_TASK TO CARRY OUT_. Without changing a character, return the entries, but not the images they hold.

_DATA_.
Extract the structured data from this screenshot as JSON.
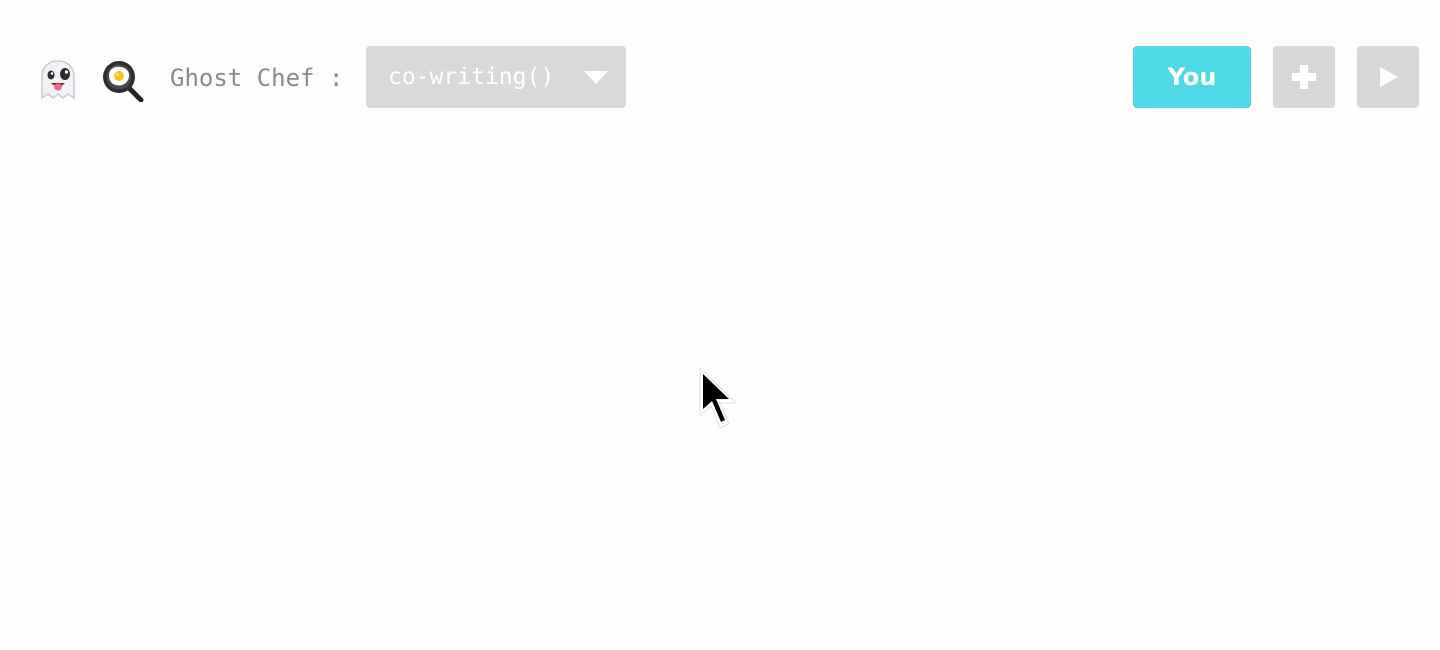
{
  "header": {
    "icons": [
      "ghost-icon",
      "frying-pan-icon"
    ],
    "app_label": "Ghost Chef :",
    "mode_select": {
      "value": "co-writing()"
    },
    "actions": {
      "you_label": "You",
      "add_icon": "plus-icon",
      "play_icon": "play-icon"
    }
  },
  "colors": {
    "background": "#fdfdfd",
    "accent": "#4fd9e6",
    "control_gray": "#d8d8d8",
    "label_gray": "#8a8a8a"
  },
  "cursor": {
    "icon": "mouse-pointer-icon"
  }
}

_ANSWER AREA_.
Extract the structured data from this screenshot as JSON.
{
  "header": {
    "icons": [
      "ghost-icon",
      "frying-pan-icon"
    ],
    "app_label": "Ghost Chef :",
    "mode_select": {
      "value": "co-writing()"
    },
    "actions": {
      "you_label": "You",
      "add_icon": "plus-icon",
      "play_icon": "play-icon"
    }
  },
  "colors": {
    "background": "#fdfdfd",
    "accent": "#4fd9e6",
    "control_gray": "#d8d8d8",
    "label_gray": "#8a8a8a"
  },
  "cursor": {
    "icon": "mouse-pointer-icon"
  }
}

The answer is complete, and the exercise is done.